The Arkansas Music Pavilion took a fair amount of criticism over the years as a spot where artists went out to pasture, a fitting reference because the tent structure is now located at the fairgrounds. Those remarks were often earned — there were far too many Eddie Moneys and Goo Goo Dolls type acts in the earlier years of the venue.

In the last few years, the AMP has worked to shed that image, and tried to become a little more hip in the process. A few marquee names (Miranda Lambert comes to mind) passed through last year and there have been some critically acclaimed acts of slightly lesser attendance draw (i.e. Wilco) too.

But perhaps none of those bands were ever quite as hip or current as the Alabama Shakes, who went from nobodies to stars nearly overnight. They drew about 3,000 fans to the venue on a warm fall evening, and most of them came to sing along.


The Alabama Shakes have only one full-length studio recording, “Boys & Girls,” but it is a rather good one. During their show, they would play the majority of those tracks live, sprinkling in a few new ones into the mix.

ShakesWEB003When the band did play one from the record, particularly the uptempo blasts “Hold On” and “Hang Loose,” the crowd responded. The band was tight and accurate in relaying those songs, but an Alabama Shakes concert is very much about Brittany Howard and very little about anything else. Powerful, and rarely subtle, she seemed at ease with the crowd while offering banter that seemed just as appropriate for a small room as it was for the outdoor arena.

Her unpretentiousness — and really, the band’s too — was an asset during the 85-minute set. The group blends old rock ‘n’ roll with soul and gospel and delivers that in a straightforward manner.

It felt like a big city rock show, something we can only hope we see again in this market soon.

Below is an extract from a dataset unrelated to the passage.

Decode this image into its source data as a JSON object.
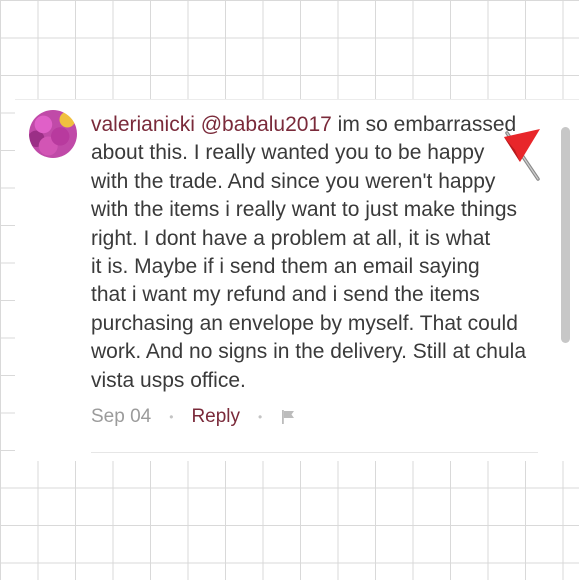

A note about the opener: I only caught the last two songs of Fly Golden Eagle‘s set. I’d listened to the band’s latest album coming into the show, but they were better than that live. I wish I would have watched more. Anyone have additional thoughts?

  • Scott

    Fly Golden Eagle was a major surprise. A strong lead with decent backing vocals and they were very tight as a band. Those who like The Black Crowes or Kings of Leon should give FGE a listen